Learning new languages paysDate Released: Tue, 30 October 2012 13:51 +0200
The expressions "ni hoa", "al salaam a'alaykum" and "namaste" might not mean much to most South Africans, but as the new world economies develop rapidly, the value of being able to greet people in Mandarin, Arabic and Hindi is rising.
Being multilingual is an increasingly important business skill as world markets become more globalised and interconnected than ever before.
Although the significance of other languages is increasing, English remains the leading international language with more than 1.5 billion speakers, of whom over 80% are not first-language speakers.
This prolific growth of English is both a result and cause of globalisation. The boom in international trade has brought people from all cultures and countries together to exchange goods and services.
The dominance of English over other languages can in many ways be ascribed to the importance of the American economy in facilitating international trade, especially after the Second World War.
"In much the same way that the dollar remains the preferred currency, English will remain the preferred language for the foreseeable future," Jan Fidrmuc, a lecturer in communications at Brunel University recently commented.
However, in the wake of the recession other languages linked to some of the most important developing economies have come into the global spotlight. Mandarin, China's official tongue, is the second most widely used language in business after English with more than 845 million speakers.

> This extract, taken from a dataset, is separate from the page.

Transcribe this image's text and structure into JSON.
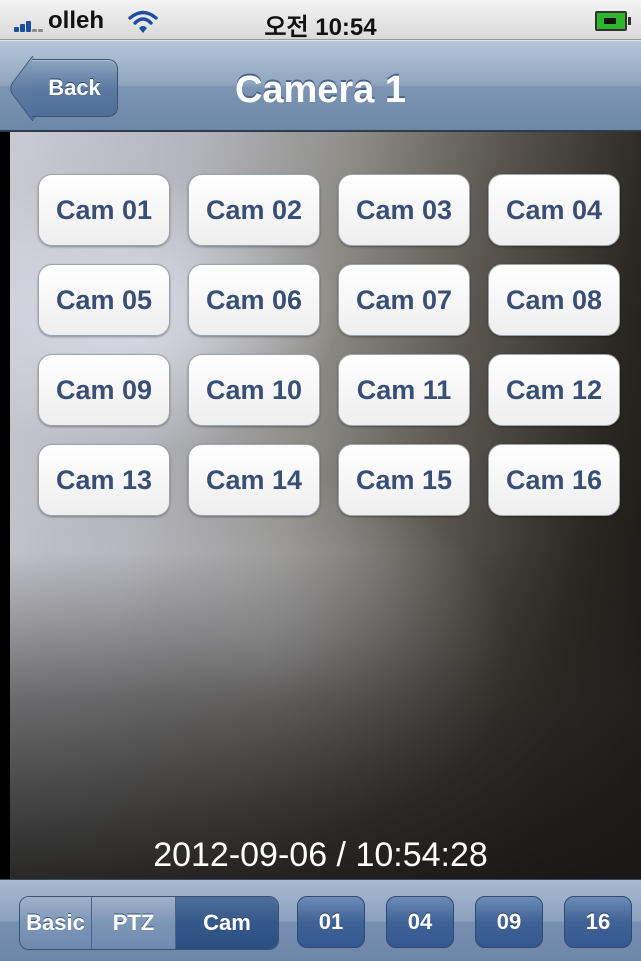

Struan Mathewson, who graduated from Rhodes with a degree in Chinese and Economics, stresses the importance of being able to communicate with people in their own language.

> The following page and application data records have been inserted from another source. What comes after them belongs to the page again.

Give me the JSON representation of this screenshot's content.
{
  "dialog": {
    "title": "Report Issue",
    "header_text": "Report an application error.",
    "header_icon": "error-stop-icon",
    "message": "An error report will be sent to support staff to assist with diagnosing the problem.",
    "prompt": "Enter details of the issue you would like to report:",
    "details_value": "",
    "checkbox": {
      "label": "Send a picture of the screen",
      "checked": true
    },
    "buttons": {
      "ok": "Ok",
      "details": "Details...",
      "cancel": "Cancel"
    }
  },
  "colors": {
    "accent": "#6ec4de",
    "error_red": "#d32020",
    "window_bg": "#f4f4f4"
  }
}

"South Africa's trade with China is expanding daily and being able to speak the language gives you the knowledge to build the personal relationships that are absolutely crucial in negotiations."
Written by: Ross White

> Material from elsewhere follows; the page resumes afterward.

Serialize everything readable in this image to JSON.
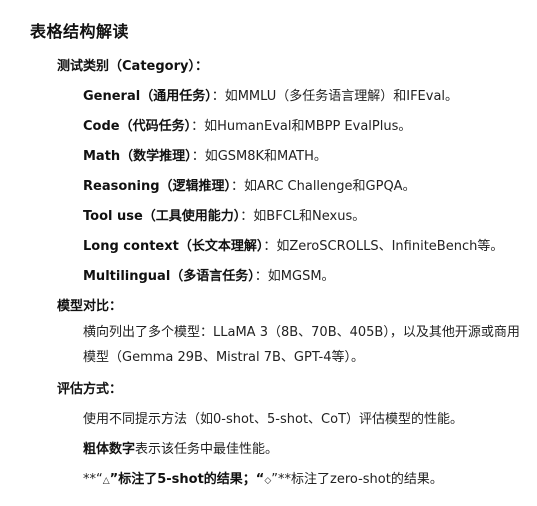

- This piece was written as a requirement for a course in the Economics and Economic History Department at Rhodes University. It was published on Grocott’s Mail.